*** DATA FOR THIS EXERCISE ***

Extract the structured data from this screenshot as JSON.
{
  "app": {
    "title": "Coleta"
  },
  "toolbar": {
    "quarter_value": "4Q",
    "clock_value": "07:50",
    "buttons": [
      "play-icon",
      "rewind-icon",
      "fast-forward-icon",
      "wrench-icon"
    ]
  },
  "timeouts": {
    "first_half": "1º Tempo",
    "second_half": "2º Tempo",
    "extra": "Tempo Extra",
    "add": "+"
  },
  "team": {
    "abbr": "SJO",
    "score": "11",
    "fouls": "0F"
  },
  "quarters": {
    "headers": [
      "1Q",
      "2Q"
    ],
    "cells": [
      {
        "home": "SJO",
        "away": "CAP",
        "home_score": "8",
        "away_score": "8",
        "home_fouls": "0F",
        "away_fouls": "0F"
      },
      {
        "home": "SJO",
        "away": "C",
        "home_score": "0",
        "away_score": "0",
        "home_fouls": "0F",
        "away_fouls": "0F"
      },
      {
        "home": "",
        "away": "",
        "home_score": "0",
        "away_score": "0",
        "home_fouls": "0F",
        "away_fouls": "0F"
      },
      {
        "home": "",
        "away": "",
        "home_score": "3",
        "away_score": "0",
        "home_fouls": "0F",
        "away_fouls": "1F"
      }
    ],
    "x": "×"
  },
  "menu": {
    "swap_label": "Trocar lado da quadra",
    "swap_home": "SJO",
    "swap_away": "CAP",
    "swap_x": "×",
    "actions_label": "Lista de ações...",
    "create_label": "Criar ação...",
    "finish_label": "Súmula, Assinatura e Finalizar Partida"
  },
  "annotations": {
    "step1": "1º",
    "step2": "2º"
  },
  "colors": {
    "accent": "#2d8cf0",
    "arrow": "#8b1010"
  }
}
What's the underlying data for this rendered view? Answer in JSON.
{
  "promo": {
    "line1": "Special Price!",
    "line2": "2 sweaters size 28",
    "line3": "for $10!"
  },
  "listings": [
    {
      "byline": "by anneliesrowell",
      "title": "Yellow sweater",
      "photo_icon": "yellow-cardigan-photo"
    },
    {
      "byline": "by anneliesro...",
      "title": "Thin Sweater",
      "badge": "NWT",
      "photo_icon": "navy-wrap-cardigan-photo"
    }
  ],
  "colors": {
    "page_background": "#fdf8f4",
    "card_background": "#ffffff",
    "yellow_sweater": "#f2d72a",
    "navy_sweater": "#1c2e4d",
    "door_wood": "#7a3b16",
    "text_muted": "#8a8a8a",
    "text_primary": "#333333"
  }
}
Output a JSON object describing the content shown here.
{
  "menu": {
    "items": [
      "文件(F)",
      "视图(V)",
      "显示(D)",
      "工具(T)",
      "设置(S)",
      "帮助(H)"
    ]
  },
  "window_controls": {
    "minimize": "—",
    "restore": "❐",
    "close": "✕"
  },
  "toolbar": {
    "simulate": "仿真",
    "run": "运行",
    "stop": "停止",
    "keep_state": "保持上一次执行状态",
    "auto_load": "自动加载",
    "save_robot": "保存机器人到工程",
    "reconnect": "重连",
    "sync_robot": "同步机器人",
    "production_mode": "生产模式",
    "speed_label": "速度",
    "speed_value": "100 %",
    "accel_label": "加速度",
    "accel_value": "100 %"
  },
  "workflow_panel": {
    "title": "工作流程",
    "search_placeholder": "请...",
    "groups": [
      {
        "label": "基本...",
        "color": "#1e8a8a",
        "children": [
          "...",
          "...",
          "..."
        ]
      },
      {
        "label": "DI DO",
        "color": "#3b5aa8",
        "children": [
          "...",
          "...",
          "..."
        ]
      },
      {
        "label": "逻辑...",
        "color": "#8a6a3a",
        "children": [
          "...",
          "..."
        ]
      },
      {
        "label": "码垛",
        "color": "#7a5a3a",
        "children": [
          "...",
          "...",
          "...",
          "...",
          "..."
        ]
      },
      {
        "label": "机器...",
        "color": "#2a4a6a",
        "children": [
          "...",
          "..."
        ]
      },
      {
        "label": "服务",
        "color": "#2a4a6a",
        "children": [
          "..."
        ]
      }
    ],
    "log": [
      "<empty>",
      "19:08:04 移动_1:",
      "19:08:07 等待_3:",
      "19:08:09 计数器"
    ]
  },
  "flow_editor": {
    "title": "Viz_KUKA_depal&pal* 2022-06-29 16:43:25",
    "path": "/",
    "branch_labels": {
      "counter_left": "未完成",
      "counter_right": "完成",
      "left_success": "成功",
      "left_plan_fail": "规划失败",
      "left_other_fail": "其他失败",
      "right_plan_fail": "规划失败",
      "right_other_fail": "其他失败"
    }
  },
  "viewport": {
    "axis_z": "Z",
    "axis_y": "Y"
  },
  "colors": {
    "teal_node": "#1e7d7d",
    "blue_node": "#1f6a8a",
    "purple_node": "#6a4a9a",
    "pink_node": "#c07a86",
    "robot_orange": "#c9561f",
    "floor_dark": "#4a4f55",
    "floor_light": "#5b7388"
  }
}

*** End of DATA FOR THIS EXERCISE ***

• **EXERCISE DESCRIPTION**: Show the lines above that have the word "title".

• **SOLUTION**:
    "title": "Coleta"
      "title": "Yellow sweater",
      "title": "Thin Sweater",
    "title": "工作流程",
    "title": "Viz_KUKA_depal&pal* 2022-06-29 16:43:25",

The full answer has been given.